The Bax has enormous power and like the Clarke encloses a scherzo in the middle, a format Walton later followed in his concertos.

Beatrice Sales opened out more and more in her playing, both singing and gritty where required. Kevin Allen powered support through Bax’s tricky piano part, written fro himself, someone who could sight-read anything. The opening rises in broken Celtic-sounding reminiscence but is a world away from Bax’s Irish adoption. It’s angular, modern and rises on tremendous perorations, speeding to Allegro then fading in a speaking tone of infinite regret. The diablerie of the Scherzo is strutting, angry, ferociously questing with a plangent middle trio section. The finale’s of course return: Molto lento. This too is shot through with sudden bursts and only settles resignedly. Sales and Allen know what they’re about as a duo, and brought this aching, angular masterwork of beauty, humour and desolation.

Sue Mileham with her inimitable wit and entertaining brio was able to break the spell after a brief pause with Karen Rash on flute and Nicola Grunberg on piano. Its an enticing combination. Arne’s The morning is a twittering confection, full of trills and tessituras, everyone reaching for a lark rise to top notes.

Saint-Saens’ ‘Une flute invisible’ similarly delights in the flute, as this composer always does, Rash weaving a proto-impressionistic haze around Mileham’s voice.

Henry Bishop’s ‘Lo! Here the Gentle Lark’ also weaves in larks, using Shakespeare’s ords as Mileham too points out is rather manically rising.
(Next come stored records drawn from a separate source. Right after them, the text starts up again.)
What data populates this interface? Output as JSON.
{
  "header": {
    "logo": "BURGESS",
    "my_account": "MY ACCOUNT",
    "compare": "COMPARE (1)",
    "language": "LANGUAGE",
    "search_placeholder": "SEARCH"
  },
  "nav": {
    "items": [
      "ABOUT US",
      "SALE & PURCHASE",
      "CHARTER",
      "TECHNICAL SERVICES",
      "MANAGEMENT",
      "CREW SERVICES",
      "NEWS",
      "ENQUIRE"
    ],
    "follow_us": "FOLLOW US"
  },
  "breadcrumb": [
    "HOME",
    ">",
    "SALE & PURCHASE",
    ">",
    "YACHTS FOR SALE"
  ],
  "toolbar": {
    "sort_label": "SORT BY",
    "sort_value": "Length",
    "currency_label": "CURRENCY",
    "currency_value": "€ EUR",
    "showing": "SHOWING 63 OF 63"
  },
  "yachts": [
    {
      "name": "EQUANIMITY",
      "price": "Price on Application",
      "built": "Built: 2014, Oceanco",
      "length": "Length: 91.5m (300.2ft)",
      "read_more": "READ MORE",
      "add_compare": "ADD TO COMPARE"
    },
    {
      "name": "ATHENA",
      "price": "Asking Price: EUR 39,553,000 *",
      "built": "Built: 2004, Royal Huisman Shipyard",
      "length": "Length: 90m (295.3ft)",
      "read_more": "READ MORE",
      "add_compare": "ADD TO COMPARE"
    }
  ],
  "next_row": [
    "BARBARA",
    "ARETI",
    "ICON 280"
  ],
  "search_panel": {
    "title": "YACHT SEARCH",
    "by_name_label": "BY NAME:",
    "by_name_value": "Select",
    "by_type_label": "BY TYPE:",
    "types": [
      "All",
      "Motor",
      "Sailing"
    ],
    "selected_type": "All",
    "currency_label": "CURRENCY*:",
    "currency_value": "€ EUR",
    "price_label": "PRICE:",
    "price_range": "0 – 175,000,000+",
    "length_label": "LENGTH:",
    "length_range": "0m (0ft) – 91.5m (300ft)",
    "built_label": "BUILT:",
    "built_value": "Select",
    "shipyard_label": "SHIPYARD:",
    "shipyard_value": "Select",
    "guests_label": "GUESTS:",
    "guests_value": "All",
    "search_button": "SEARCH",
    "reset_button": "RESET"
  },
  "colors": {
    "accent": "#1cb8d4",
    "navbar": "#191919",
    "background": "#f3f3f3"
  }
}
These are rare works, rarely performed. Mileham’s often known for entertaining and she does that here, but in the music she charts unfamiliar territory for herself and most listeners.

Finally John Bruzon rendered us first a transcription by Alfred Cortot: it’s the second movement of Brandenburg Fifth Concerto in F minor. A remarkable sustained meditation in Bruzon’s hands, and retaining a cantilena feel as it sings suspended.

Bruzon’s virtuosity emerged wholly in the service of Liszt, his 1849 ‘Funérailles’ an extraordinary hybrid between a march and lament commemorating friends killed in the 1848 Hungarian uprising against the Hapsburgs. The tread of simple chords across the keyboard concatenates gradually into a frenzy, a protest, and a sad and angry consolation as the late great poet Geoffrey Hill put it. Bruzon gave an electrifying performance, terracing the gradual sonic wedge as it swayed across the keyboard, singing tone raised with the tempo, into an antiphonal carillon of rage. Muriel Hart, who’s been attending Sussex Musicians since 1941, said she couldn’t recall a finer piano performance in the last few years anywhere. I’m not sure I can either.

Simon Jenner